Islamic economies are already a significant part of the global economy and are set to become even more important over the next decade. Contrary to popular belief, the Islamic economy is more than just Islamic finance and halal food. Early emphasis on halal finance and food is progressively transforming into broader commercial activities as users seek sharia-compliant alternatives across the full range of goods and services. To get an idea of the current size and growth potential of the Islamic economy, consider the following facts:
Islamic finance sector assets are estimated to be around US$1.4tn and are expected to grow at 15 to 20 per cent a year. Islamic finance is becoming an important part of emerging economies in the Middle East and Asia as well as in the OECD countries. Expenditure in the halal food and lifestyle sector was estimated to be US$1.6tn in 2012 and is expected to grow by 50 per cent by 2018.
Similarly, in the travel and tourism sector, Muslims spent about US$137bn in 2012, or, put differently, one out of every eight dollars spent on tourism globally. This is again set to grow by 30 per cent in the next five years. Meanwhile, four of the five fastest growing airports in the world happen to be Dubai, Istanbul, Jakarta and Kuala Lumpur – all Muslim majority countries.
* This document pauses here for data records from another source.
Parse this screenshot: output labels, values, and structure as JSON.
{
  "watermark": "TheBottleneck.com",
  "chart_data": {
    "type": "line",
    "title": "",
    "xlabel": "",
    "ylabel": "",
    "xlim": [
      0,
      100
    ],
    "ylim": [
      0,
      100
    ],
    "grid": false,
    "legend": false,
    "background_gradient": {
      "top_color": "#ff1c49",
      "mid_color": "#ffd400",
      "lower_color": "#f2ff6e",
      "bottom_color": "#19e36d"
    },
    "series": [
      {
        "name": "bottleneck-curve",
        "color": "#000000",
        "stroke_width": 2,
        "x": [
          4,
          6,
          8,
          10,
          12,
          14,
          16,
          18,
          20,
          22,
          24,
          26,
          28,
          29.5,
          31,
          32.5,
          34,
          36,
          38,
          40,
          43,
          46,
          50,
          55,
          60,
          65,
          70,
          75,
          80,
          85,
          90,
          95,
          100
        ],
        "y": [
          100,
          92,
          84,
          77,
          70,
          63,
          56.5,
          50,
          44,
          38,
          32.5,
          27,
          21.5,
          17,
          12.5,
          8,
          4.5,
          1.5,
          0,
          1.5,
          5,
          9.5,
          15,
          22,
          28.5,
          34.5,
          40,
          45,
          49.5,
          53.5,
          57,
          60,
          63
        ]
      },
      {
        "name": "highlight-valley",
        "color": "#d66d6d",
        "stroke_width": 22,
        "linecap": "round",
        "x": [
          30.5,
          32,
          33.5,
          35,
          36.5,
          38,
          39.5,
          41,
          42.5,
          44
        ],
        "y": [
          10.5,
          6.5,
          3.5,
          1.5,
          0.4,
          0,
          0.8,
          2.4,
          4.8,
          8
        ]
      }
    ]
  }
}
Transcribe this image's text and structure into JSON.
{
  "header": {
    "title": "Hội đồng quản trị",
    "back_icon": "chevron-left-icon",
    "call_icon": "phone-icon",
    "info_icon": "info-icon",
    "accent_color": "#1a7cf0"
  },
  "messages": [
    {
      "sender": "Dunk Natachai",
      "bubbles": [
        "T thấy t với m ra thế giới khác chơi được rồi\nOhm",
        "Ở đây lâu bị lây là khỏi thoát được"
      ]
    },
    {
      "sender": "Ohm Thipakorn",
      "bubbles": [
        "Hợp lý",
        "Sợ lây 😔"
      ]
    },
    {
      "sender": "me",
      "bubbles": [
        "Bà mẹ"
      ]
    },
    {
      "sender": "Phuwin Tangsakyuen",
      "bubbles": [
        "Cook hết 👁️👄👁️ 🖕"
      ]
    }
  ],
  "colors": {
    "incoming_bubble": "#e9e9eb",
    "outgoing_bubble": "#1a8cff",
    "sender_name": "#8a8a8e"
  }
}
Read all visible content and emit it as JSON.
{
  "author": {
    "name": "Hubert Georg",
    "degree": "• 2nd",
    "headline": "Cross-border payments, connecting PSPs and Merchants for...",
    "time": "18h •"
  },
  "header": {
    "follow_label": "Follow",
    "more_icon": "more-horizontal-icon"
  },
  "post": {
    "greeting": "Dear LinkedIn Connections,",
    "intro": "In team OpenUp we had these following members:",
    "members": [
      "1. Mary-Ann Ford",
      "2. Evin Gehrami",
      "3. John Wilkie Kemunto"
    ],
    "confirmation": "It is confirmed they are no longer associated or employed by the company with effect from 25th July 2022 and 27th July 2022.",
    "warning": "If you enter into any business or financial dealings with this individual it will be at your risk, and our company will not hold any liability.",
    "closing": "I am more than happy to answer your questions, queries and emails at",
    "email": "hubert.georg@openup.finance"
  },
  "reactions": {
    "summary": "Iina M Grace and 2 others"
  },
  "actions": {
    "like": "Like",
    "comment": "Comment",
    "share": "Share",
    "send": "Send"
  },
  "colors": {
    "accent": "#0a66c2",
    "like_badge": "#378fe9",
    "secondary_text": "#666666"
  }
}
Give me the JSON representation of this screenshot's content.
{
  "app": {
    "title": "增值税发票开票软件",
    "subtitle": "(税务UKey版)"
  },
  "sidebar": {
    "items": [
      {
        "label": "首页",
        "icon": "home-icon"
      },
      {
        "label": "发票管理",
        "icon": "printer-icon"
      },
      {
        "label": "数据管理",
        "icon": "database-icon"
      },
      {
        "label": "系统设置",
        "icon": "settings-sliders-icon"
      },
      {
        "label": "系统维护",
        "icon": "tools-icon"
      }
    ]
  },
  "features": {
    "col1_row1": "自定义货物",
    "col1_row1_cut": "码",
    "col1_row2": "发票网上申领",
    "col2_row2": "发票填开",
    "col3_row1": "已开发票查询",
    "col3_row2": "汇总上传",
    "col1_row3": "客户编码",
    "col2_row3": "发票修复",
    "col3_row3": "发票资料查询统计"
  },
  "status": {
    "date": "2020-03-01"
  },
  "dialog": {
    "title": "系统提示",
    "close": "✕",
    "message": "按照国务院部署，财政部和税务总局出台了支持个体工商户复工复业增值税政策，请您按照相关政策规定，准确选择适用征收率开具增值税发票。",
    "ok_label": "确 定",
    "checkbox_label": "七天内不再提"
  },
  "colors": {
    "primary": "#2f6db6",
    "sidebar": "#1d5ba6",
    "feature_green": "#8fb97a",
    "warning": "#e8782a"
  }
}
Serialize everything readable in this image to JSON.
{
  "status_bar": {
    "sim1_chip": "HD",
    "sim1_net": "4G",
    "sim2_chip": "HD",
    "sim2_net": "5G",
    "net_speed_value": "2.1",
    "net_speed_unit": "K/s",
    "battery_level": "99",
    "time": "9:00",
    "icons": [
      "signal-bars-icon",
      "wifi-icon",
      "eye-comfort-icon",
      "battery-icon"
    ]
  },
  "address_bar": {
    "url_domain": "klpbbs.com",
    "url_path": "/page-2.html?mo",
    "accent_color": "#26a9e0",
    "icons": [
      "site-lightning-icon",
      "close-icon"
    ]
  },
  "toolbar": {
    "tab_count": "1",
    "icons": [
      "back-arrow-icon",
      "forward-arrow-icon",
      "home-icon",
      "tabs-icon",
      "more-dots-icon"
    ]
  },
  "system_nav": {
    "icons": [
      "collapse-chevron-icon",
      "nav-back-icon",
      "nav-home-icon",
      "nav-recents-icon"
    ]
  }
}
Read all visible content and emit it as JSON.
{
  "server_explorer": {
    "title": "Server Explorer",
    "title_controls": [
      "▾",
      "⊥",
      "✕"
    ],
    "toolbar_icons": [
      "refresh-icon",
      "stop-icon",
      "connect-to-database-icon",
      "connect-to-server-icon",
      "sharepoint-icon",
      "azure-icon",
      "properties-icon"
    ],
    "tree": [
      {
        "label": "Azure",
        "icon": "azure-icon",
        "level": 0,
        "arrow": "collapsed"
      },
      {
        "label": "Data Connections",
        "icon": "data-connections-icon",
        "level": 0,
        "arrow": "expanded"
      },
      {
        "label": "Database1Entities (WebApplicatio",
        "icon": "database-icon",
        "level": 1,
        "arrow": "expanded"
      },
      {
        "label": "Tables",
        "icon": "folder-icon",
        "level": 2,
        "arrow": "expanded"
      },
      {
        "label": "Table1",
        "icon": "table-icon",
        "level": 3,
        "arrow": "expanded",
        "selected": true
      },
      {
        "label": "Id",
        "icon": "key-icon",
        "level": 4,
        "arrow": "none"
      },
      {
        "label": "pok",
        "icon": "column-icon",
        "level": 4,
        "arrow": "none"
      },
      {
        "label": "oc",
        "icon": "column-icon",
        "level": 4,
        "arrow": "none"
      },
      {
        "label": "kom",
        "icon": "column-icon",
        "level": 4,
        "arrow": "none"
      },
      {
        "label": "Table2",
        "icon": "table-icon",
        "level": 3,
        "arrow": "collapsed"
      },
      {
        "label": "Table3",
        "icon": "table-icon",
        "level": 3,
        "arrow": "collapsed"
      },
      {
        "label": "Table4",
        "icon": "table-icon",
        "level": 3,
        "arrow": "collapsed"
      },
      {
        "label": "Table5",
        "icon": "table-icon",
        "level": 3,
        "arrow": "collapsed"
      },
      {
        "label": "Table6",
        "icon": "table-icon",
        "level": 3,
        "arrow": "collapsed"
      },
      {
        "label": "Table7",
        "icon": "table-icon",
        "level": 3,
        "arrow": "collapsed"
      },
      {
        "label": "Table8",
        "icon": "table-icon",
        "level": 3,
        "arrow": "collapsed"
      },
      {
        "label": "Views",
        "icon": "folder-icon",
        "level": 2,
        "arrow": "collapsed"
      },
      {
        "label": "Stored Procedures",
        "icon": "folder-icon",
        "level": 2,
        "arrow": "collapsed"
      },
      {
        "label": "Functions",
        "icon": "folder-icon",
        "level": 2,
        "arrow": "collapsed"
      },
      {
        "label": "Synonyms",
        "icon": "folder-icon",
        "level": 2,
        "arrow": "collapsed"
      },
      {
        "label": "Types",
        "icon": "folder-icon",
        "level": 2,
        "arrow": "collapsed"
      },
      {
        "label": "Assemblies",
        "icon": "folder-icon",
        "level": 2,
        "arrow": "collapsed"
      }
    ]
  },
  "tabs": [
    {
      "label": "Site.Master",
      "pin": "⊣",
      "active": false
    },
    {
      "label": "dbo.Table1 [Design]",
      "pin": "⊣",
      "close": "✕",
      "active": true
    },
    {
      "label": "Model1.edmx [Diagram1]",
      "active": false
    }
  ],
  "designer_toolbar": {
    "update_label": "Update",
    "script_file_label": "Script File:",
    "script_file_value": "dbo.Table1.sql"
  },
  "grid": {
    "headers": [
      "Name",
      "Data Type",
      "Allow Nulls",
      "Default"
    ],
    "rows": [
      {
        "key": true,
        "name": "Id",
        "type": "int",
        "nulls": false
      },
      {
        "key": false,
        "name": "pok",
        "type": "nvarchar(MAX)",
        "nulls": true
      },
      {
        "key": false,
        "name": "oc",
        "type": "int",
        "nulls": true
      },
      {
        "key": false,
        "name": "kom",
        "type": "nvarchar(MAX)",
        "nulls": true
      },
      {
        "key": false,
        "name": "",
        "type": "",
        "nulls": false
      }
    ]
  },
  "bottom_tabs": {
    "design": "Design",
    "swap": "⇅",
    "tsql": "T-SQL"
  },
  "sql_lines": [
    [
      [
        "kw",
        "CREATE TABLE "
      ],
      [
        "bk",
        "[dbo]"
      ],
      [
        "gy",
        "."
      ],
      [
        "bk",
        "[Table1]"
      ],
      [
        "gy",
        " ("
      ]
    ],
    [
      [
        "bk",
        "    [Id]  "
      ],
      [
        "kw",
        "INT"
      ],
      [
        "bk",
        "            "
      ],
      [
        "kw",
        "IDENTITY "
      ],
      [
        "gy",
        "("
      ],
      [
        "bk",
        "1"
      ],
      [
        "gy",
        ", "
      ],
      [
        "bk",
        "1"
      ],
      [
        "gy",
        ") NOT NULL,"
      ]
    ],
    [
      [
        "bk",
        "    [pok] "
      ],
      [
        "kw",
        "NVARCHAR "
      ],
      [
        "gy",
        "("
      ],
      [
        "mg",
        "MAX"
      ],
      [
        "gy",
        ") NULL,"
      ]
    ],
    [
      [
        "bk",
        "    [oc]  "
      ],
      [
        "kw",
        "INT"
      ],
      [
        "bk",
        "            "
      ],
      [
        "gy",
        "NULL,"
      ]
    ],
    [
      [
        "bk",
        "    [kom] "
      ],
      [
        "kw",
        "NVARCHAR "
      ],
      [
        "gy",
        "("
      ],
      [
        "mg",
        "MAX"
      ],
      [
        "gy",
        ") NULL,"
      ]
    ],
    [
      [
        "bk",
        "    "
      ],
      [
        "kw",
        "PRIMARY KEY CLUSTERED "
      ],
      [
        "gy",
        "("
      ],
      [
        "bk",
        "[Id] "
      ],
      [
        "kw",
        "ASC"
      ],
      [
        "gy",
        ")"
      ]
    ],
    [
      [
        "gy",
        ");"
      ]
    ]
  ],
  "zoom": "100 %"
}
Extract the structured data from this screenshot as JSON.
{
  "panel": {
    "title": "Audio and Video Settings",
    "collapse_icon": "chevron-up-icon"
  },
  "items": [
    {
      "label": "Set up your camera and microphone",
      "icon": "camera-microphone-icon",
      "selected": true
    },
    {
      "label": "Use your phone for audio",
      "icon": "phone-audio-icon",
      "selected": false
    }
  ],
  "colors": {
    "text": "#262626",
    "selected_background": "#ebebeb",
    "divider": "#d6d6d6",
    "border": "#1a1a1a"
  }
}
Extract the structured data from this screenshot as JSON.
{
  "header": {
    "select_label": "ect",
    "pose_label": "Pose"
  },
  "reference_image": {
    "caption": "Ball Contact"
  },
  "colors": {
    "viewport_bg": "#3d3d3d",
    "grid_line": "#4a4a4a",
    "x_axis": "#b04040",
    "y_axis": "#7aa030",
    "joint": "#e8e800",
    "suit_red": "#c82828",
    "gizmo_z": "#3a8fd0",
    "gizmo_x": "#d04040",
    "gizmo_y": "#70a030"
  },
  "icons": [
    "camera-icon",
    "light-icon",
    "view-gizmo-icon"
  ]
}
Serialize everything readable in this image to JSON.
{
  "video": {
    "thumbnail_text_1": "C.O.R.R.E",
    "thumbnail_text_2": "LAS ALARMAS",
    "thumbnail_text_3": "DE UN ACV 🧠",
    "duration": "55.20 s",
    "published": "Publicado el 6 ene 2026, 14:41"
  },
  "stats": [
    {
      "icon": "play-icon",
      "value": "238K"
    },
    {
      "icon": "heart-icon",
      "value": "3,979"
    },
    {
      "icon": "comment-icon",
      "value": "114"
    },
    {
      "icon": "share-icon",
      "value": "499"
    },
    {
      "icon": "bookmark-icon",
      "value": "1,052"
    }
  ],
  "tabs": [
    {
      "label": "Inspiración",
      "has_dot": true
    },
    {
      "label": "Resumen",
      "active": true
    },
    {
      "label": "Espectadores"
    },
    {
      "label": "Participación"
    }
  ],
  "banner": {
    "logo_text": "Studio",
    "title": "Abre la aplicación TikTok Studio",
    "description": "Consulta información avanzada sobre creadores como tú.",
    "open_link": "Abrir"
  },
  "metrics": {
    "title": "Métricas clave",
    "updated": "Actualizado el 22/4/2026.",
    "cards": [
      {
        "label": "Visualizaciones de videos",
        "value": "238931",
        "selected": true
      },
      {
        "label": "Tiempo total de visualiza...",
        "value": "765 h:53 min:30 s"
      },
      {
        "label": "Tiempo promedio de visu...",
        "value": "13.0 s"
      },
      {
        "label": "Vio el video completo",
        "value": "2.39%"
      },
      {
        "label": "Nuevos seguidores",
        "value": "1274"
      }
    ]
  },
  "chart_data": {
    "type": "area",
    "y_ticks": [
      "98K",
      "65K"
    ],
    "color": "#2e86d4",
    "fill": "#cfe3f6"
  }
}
Roughly half of the major sovereign wealth funds globally are based in Muslim countries. This is complemented by the ever-growing emphasis on foreign trade by the OIC (Organisation of Islamic Cooperation) countries, which between the 57 member states increased from US$3.9tn in 2011 to US$4.1tn in 2012, accounting for 11.3 per cent of world trade.
Global companies from the West, as well as governments in countries with Muslim minorities, are recognising this trend. For instance, General Electric, International Finance Corporation and Tesco have all issued sharia-compliant bonds. Hong Kong, Singapore and South Africa have all considered or issued sukuks (Islamic bonds). Many African governments, including Nigeria and Kenya, are considering legislation to promote the development of a local Islamic finance industry.
Post the past decade’s financial crisis, many parts of the world are facing the twin challenges of rising unemployment and growing inequality in the distribution of wealth and incomes. Businesses, and the capitalist system itself in many ways, are fighting to restore their credibility. The focus of companies is changing from the singular pursuit of maximising share holder value to a more nuanced theme of wider stakeholder value creation and engagement. In this context, the value system of Islam, with an emphasis on ethics and social responsibility, has much to offer.